*Problem statement:* Search the records for the word "down" and copy each line in which it appears.

Extracted data entries:
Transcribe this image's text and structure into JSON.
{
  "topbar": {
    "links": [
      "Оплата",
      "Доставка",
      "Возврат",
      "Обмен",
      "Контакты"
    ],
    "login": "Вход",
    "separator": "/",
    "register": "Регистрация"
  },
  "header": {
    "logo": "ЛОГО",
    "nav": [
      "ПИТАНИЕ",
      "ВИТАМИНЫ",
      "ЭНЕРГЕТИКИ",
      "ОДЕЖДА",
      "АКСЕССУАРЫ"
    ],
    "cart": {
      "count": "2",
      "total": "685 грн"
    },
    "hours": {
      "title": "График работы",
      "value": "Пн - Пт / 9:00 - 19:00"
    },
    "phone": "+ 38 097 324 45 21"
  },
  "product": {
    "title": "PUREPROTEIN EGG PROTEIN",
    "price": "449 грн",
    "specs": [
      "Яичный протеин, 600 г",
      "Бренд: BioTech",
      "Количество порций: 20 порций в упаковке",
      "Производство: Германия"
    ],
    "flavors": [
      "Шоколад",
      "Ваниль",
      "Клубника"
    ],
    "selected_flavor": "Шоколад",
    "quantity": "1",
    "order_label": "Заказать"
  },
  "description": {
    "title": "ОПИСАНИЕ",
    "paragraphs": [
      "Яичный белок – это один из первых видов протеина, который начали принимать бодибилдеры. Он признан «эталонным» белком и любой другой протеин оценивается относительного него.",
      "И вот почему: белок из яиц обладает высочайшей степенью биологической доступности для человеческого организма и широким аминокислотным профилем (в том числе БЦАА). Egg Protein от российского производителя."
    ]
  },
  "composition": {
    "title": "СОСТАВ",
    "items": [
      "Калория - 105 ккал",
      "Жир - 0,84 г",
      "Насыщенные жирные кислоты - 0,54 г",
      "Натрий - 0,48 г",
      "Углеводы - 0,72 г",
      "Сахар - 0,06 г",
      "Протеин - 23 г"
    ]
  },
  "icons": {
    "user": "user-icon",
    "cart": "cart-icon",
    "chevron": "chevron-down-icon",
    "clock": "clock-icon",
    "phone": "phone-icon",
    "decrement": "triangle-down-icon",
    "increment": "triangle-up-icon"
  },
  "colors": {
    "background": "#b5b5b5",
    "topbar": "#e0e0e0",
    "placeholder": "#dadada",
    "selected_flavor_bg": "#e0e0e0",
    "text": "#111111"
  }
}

*Response to the task:*
    "chevron": "chevron-down-icon",
    "decrement": "triangle-down-icon",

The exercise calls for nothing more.